Task instructions: Report each line of the data that includes the word "this".

Supplied material:
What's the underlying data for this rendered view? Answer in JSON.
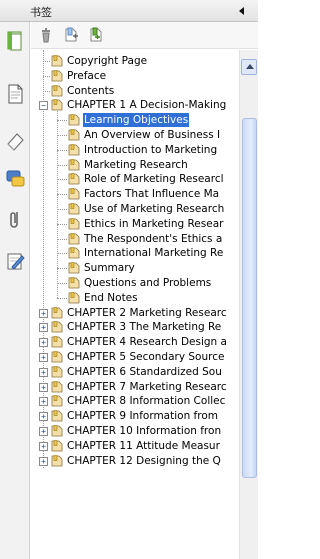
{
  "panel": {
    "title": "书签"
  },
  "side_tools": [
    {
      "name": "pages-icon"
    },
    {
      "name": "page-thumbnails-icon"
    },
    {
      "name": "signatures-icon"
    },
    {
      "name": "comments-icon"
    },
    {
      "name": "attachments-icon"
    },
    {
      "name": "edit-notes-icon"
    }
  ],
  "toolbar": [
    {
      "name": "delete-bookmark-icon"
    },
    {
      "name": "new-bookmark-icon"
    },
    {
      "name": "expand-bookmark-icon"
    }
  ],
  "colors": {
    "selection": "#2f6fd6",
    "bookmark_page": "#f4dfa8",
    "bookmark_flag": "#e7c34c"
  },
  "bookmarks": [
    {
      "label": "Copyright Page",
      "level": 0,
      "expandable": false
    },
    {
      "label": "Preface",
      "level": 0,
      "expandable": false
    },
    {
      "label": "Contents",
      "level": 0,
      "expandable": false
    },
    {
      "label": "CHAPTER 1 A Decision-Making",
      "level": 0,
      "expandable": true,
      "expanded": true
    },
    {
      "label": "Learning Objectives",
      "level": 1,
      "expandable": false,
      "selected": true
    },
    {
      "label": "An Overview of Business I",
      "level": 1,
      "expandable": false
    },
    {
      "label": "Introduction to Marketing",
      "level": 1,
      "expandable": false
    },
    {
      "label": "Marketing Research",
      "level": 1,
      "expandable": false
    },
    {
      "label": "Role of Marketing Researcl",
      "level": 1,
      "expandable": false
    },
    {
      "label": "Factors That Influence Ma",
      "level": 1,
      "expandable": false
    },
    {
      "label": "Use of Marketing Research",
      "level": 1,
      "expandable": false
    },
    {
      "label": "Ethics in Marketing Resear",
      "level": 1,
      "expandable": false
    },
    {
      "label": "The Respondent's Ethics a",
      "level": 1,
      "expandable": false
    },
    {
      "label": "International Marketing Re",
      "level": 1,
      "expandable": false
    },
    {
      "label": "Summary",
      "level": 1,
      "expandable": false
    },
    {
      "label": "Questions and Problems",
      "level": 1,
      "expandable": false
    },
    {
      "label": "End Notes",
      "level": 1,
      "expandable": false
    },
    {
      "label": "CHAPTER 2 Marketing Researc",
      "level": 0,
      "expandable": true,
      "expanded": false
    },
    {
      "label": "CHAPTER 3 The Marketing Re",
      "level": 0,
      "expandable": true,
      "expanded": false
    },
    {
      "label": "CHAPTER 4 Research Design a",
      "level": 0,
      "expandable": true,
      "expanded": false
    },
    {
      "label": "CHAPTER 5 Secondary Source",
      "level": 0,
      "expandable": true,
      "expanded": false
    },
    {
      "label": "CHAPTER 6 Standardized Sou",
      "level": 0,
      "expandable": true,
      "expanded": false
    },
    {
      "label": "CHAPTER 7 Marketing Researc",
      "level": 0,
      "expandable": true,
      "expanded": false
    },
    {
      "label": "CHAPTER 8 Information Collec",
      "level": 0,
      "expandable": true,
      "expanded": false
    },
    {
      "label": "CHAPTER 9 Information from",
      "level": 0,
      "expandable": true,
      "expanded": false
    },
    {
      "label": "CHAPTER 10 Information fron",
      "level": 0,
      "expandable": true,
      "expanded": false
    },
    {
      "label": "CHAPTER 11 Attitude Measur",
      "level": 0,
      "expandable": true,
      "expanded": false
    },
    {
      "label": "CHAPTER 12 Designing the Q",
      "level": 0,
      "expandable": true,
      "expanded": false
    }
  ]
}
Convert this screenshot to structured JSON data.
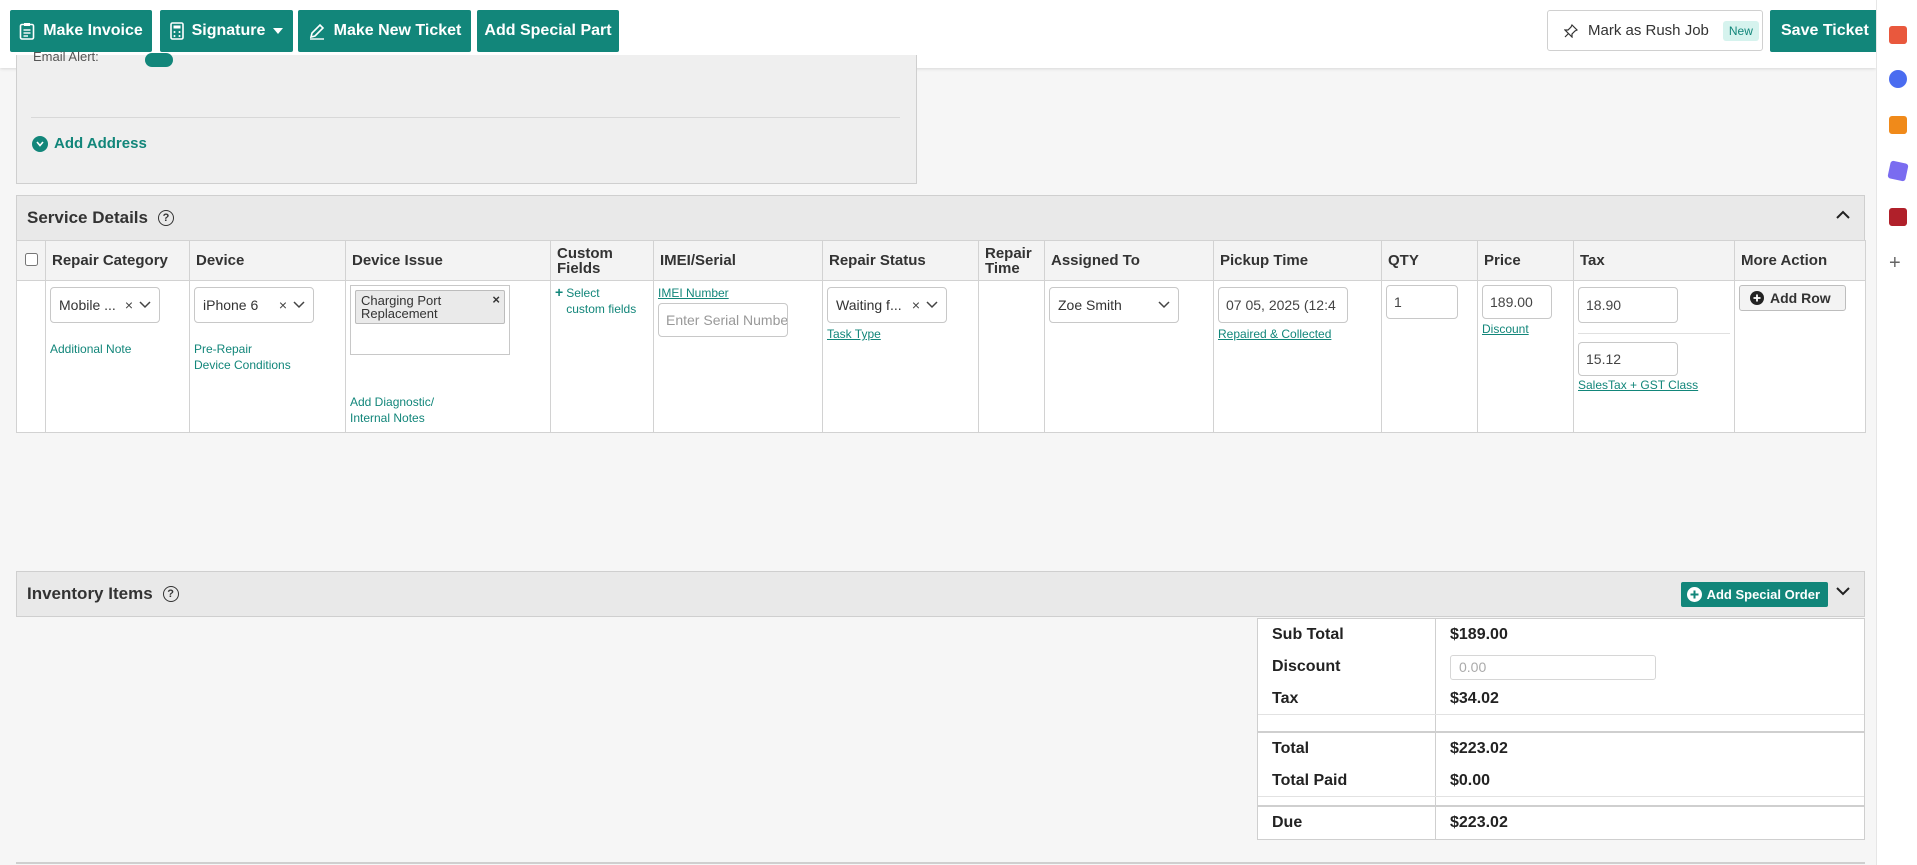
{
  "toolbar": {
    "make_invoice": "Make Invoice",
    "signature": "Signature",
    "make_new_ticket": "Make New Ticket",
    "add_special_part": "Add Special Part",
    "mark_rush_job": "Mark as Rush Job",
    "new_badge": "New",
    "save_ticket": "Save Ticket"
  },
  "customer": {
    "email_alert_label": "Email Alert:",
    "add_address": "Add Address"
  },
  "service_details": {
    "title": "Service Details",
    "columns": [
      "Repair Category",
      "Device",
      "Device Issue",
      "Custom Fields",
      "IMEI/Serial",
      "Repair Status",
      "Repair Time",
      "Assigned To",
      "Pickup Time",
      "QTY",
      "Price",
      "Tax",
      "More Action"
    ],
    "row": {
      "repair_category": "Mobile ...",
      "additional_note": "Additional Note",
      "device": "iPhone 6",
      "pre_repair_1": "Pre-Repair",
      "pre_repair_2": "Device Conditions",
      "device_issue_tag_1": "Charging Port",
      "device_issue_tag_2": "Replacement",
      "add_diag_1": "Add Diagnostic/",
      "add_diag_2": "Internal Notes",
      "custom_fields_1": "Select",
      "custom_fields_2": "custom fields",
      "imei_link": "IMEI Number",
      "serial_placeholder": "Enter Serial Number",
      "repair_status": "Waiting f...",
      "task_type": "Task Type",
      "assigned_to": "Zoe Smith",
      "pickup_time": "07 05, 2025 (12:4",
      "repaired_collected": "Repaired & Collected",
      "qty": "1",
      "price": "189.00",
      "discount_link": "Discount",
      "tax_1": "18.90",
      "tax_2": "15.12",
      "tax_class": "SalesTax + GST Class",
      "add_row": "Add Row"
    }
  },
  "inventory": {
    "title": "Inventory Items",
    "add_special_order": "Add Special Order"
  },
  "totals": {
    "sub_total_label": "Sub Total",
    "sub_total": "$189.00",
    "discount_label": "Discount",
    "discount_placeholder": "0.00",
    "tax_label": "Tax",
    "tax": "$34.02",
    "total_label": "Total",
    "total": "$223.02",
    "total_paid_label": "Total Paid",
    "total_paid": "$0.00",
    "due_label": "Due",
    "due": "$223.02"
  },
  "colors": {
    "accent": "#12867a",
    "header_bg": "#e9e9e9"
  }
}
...
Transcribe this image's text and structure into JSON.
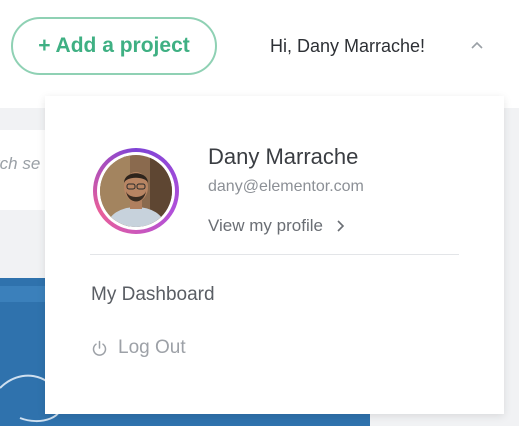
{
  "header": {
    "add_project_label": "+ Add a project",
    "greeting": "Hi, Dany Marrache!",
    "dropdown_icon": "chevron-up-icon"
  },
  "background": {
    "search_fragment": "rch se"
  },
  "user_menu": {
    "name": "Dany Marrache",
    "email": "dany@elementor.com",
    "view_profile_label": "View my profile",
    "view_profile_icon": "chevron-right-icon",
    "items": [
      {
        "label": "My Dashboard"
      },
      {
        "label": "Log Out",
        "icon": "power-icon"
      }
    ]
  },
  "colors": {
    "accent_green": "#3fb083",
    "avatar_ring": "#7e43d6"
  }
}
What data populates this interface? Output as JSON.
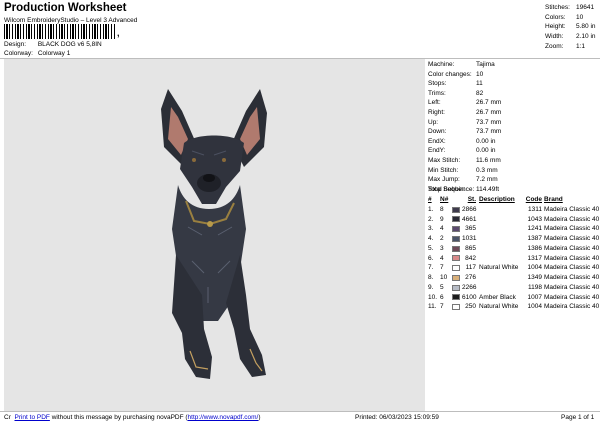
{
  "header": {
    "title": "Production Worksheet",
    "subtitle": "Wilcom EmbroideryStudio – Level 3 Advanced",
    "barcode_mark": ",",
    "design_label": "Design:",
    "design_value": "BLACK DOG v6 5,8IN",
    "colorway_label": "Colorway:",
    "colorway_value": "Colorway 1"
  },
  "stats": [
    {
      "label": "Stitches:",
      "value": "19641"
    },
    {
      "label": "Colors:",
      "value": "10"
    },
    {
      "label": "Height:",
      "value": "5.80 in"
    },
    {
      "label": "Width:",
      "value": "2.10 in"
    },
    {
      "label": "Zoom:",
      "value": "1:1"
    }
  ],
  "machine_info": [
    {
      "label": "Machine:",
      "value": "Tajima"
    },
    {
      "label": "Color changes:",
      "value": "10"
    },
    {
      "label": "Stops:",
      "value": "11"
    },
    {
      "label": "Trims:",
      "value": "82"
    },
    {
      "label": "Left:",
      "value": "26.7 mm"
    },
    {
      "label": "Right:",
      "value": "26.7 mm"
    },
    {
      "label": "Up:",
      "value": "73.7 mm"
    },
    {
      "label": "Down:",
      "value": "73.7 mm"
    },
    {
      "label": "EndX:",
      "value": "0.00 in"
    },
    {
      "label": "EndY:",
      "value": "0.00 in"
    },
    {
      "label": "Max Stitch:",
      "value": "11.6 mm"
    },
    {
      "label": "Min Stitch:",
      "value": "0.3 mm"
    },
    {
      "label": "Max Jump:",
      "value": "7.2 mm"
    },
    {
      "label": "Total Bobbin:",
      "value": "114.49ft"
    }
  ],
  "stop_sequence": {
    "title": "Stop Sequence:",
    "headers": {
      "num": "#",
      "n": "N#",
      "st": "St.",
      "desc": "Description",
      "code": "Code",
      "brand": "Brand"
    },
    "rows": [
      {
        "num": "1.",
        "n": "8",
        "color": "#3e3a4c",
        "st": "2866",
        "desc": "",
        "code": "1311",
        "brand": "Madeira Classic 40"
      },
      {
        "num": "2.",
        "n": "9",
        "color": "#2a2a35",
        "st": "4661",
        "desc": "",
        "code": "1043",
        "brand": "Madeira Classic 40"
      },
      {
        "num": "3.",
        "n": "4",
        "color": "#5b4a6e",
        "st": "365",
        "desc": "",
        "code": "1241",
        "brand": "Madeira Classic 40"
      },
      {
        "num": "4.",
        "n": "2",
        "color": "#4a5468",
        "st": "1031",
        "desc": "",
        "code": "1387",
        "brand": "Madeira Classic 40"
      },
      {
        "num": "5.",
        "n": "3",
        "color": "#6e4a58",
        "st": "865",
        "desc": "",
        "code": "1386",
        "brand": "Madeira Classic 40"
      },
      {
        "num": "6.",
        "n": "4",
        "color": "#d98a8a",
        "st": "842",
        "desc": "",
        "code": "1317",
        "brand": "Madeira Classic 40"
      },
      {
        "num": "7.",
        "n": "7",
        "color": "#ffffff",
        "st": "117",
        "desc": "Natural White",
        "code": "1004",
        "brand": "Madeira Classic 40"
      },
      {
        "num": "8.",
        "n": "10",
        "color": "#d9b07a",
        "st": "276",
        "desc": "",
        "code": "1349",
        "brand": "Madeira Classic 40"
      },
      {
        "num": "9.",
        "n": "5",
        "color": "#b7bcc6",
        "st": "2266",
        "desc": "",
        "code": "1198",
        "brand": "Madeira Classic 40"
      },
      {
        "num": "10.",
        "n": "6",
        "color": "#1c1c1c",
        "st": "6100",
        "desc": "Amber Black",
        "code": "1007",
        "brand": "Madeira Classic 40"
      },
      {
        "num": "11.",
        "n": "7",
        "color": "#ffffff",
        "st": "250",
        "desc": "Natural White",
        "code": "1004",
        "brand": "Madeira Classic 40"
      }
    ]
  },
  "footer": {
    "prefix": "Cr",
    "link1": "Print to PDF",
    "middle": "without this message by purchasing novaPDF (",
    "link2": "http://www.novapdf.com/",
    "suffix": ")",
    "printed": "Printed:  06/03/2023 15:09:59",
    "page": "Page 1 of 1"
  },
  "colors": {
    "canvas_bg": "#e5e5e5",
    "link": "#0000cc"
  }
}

Finished task:
What's the underlying data for this rendered view? Answer in JSON.
Convert this screenshot to structured JSON data.
Transcribe this image's text and structure into JSON.
What data populates this interface? Output as JSON.
    "middle": "without this message by purchasing novaPDF (",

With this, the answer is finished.